Task goal:
Word for word, set down the records and skip each picture.

Records provided:
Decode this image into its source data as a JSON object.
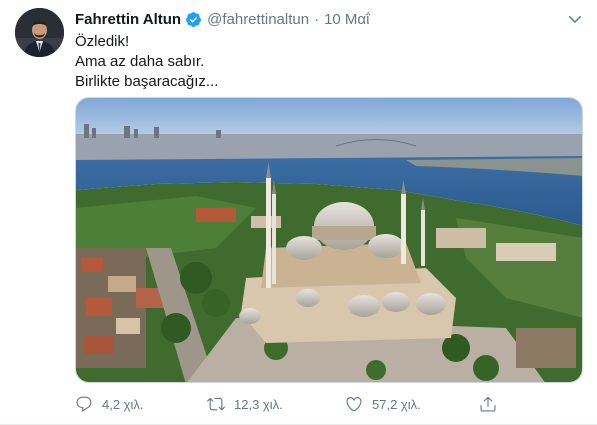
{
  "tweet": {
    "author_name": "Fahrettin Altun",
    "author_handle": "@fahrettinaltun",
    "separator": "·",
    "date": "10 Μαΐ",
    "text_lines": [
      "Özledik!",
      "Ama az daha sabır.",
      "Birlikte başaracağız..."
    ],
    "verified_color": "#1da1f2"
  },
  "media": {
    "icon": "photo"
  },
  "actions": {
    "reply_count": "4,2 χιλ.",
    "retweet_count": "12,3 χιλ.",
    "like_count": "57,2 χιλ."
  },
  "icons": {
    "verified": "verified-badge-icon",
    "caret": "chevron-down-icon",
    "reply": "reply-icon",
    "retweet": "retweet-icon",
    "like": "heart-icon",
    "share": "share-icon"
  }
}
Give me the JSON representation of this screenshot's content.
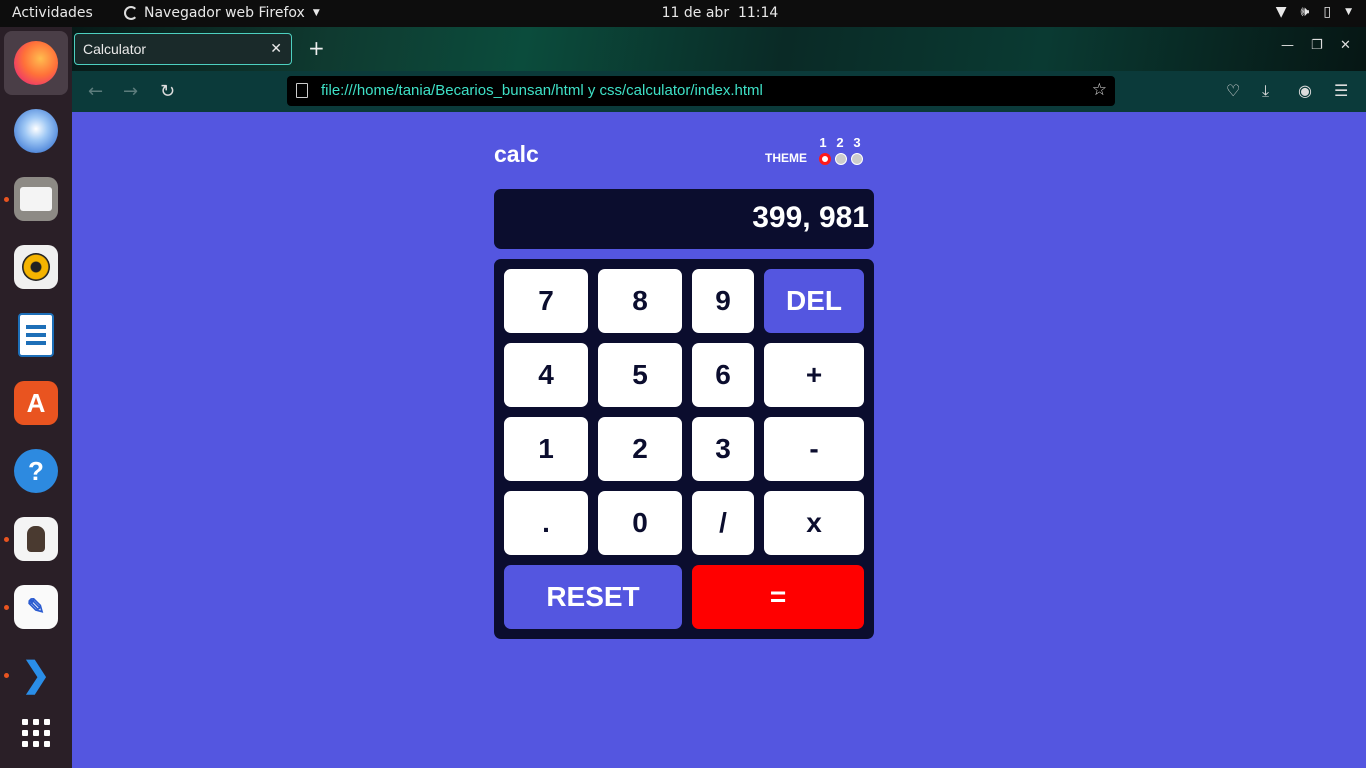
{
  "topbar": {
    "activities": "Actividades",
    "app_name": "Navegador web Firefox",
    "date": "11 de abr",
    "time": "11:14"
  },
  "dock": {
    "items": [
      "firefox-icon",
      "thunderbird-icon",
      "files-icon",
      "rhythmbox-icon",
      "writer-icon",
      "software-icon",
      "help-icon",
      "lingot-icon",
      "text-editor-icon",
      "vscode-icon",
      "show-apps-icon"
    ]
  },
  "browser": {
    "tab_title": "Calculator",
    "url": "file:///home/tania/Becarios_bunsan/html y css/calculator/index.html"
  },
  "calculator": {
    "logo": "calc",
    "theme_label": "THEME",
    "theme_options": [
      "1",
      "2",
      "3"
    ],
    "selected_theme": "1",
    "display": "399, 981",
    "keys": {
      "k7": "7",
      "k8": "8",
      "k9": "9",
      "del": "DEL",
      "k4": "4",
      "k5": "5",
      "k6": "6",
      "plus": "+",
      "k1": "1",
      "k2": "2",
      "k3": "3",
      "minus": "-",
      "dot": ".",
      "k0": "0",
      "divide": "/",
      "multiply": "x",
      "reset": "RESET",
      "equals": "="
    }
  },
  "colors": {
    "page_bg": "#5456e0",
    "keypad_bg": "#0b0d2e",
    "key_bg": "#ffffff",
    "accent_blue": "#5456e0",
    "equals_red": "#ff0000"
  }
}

Written response:
Decode this image into its source data as a JSON object.
{
  "tweet": {
    "author_name": "Fahrettin Altun",
    "author_handle": "@fahrettinaltun",
    "separator": "·",
    "date": "10 Μαΐ",
    "text_lines": [
      "Özledik!",
      "Ama az daha sabır.",
      "Birlikte başaracağız..."
    ],
    "verified_color": "#1da1f2"
  },
  "media": {
    "icon": "photo"
  },
  "actions": {
    "reply_count": "4,2 χιλ.",
    "retweet_count": "12,3 χιλ.",
    "like_count": "57,2 χιλ."
  },
  "icons": {
    "verified": "verified-badge-icon",
    "caret": "chevron-down-icon",
    "reply": "reply-icon",
    "retweet": "retweet-icon",
    "like": "heart-icon",
    "share": "share-icon"
  }
}
Give me the JSON representation of this screenshot's content.
{
  "topbar": {
    "activities": "Actividades",
    "app_name": "Navegador web Firefox",
    "date": "11 de abr",
    "time": "11:14"
  },
  "dock": {
    "items": [
      "firefox-icon",
      "thunderbird-icon",
      "files-icon",
      "rhythmbox-icon",
      "writer-icon",
      "software-icon",
      "help-icon",
      "lingot-icon",
      "text-editor-icon",
      "vscode-icon",
      "show-apps-icon"
    ]
  },
  "browser": {
    "tab_title": "Calculator",
    "url": "file:///home/tania/Becarios_bunsan/html y css/calculator/index.html"
  },
  "calculator": {
    "logo": "calc",
    "theme_label": "THEME",
    "theme_options": [
      "1",
      "2",
      "3"
    ],
    "selected_theme": "1",
    "display": "399, 981",
    "keys": {
      "k7": "7",
      "k8": "8",
      "k9": "9",
      "del": "DEL",
      "k4": "4",
      "k5": "5",
      "k6": "6",
      "plus": "+",
      "k1": "1",
      "k2": "2",
      "k3": "3",
      "minus": "-",
      "dot": ".",
      "k0": "0",
      "divide": "/",
      "multiply": "x",
      "reset": "RESET",
      "equals": "="
    }
  },
  "colors": {
    "page_bg": "#5456e0",
    "keypad_bg": "#0b0d2e",
    "key_bg": "#ffffff",
    "accent_blue": "#5456e0",
    "equals_red": "#ff0000"
  }
}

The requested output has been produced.